Mickey Mantle (1931-1995) was a 16-time All-Star in his career with the New York Yankees, a 3-time American League MVP, and led the Yankees to 7 World Series titles during his career. He was elected to Baseball’s Hall of Fame in 1974. Another Baseball Hall of Famer is Juan Marichal, who turns 79 today. He spent most of his career with the San Francisco Giants, and posted more wins during the 1960s than any other pitcher.
When Bela Lugosi (1882-1956) was a big success in Universal’s Dracula in 1931, the Hungarian-born actor became a mainstay of the studio’s horror films. He tried in vain to avoid being typecast, and a battle with addiction to painkillers made studios more and more reluctant to cast him at all. Jerry Orbach (1935-2004) is remembered by many for playing Lennie Briscoe on Law & Order for 12 seasons. He also had a terrific career in musical theater, receiving four Tony nominations and winning Best Actor in a Musical for Promises, Promises. Dame Anna Neagle (1904-1986) was one of the most popular film stars in Britain for nearly 20 years; she played Queen Victoria in a two-film biopic series, and also had a distinguished stage career. Earl Hindman (1942-2003) is probably best remembered as Wilson W. Wilson, the Taylor family’s next-door neighbor in Home Improvement. The late Bill Nunn (1952-2016), who passed away just a few weeks ago, was a noted character actor who made a memorable impression as Radio Raheem in Spike Lee’s Do the Right Thing.
Jean-Pierre Melville (1917-1973) was one of the most influential post-World War 2 French directors. He took the name “Melville” during the war, as a member of the Resistance, and continued to use it as a director. He first made his mark with the 1956 film Bob le flambeur, which introduces many of the trademarks of his work: criminals with complex heist schemes (which seldom if ever work as planned), a consistently noirish atmosphere, and police detectives who often have respectful, but still adversarial relationships with the criminals they hunt. His use of handheld cameras and jump cuts influenced French New Wave directors like Godard. Melville subsequently made other excellent crime thrillers, such as Le doulos, Le Cercle rouge, and probably his best and most influential, Le Samourai.
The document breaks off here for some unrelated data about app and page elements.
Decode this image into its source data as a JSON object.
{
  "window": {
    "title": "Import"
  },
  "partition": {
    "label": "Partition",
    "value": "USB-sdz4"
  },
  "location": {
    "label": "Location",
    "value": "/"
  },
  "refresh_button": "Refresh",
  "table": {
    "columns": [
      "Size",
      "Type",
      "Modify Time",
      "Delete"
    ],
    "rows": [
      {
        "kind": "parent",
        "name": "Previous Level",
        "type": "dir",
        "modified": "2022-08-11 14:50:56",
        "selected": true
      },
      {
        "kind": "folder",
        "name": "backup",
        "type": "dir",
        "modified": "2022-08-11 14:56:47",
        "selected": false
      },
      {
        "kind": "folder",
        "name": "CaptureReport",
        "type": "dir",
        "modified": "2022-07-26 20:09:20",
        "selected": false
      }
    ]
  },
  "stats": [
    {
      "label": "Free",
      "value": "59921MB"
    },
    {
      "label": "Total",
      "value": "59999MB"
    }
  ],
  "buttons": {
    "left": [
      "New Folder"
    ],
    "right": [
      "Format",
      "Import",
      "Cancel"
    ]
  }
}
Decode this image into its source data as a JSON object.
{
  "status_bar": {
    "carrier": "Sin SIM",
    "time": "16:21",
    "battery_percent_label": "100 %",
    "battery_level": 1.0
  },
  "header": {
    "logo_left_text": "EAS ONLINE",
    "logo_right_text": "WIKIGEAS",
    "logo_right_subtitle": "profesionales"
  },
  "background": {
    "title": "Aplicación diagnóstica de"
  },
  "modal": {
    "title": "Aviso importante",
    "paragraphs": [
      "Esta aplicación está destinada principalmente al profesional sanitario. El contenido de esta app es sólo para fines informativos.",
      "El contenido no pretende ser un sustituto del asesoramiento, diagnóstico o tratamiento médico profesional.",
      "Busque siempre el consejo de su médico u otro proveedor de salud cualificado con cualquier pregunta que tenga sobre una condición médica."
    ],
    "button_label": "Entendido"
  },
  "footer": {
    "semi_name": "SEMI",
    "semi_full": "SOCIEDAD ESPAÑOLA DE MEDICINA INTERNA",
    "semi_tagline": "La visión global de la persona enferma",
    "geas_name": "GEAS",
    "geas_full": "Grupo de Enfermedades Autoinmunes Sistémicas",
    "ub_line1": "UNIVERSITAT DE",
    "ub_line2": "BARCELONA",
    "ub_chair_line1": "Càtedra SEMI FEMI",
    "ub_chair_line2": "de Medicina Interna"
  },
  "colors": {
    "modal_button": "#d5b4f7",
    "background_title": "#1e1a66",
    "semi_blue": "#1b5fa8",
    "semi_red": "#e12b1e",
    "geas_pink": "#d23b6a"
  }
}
If today is your birthday, congratulations on sharing your big day with these notable names. Birthday wishes to everyone celebrating a big day today. Come back tomorrow for more celebrity birthdays.
Posted on October 20, 2016, in Celebrity Birthdays and tagged Bela Lugosi, Bill Nunn, Charles Ives, Danny Boyle, Jean-Pierre Melville, Jerry Orbach, Melanie Mayron, Snoop Dogg, Tom Petty, Viggo Mortensen. Bookmark the permalink. 12 Comments.